The fatal words did not set forth his main theme, but merely constituted a brief aside, thoroughly hedged and qualified. Nonetheless, they touched off a firestorm of indignation, the most striking aspect of which was the intemperate response of a number of feminist scientists, who offered no counter-arguments, but simply declared the whole idea misogynistic and therefore forbidden intellectual territory.
posted by Postroad
on Jan 31, 2005 -
Aunt Flo has left the building! "A new drug being developed would eliminate menstruation altogether, while still allowing women to get pregnant. Another drug would eliminate both periods and pregnancy."
Stock in companies that sell white jeans set to skyrocket, while sales of red and white patterned bedsheets plummet! On a more serious note, how much easier will this make it to plan adventurous vacations, honeymoons, and doctor's appointments? How much easier would life be if you never, ever had to think about having a period again?
posted by kristin
on Aug 3, 2001 -
Jane Want Relationship, Tarzan Want Sex.
A study seems to confirm what women have long suspected -- women seek security in relationships, while men stick around for the sex.

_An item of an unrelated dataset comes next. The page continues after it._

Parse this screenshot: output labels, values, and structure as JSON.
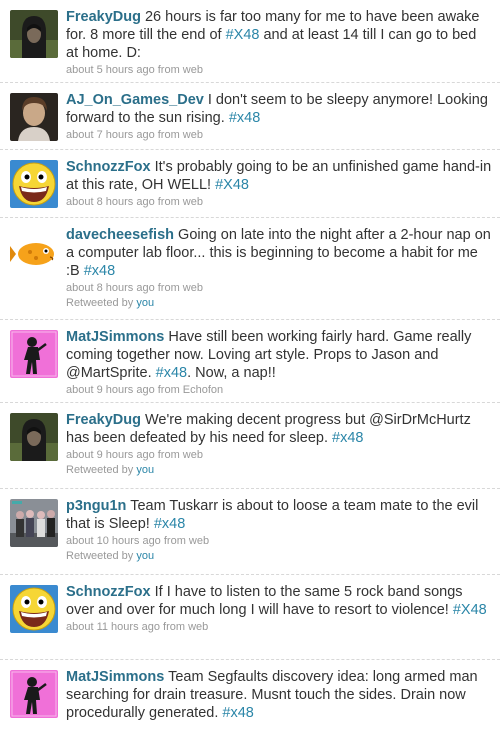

The study says that in most species, monogomy is the top choice when fertility is hidden. Wonder if they took into account the Pill? ;)
posted by jennak
on Apr 26, 2001 -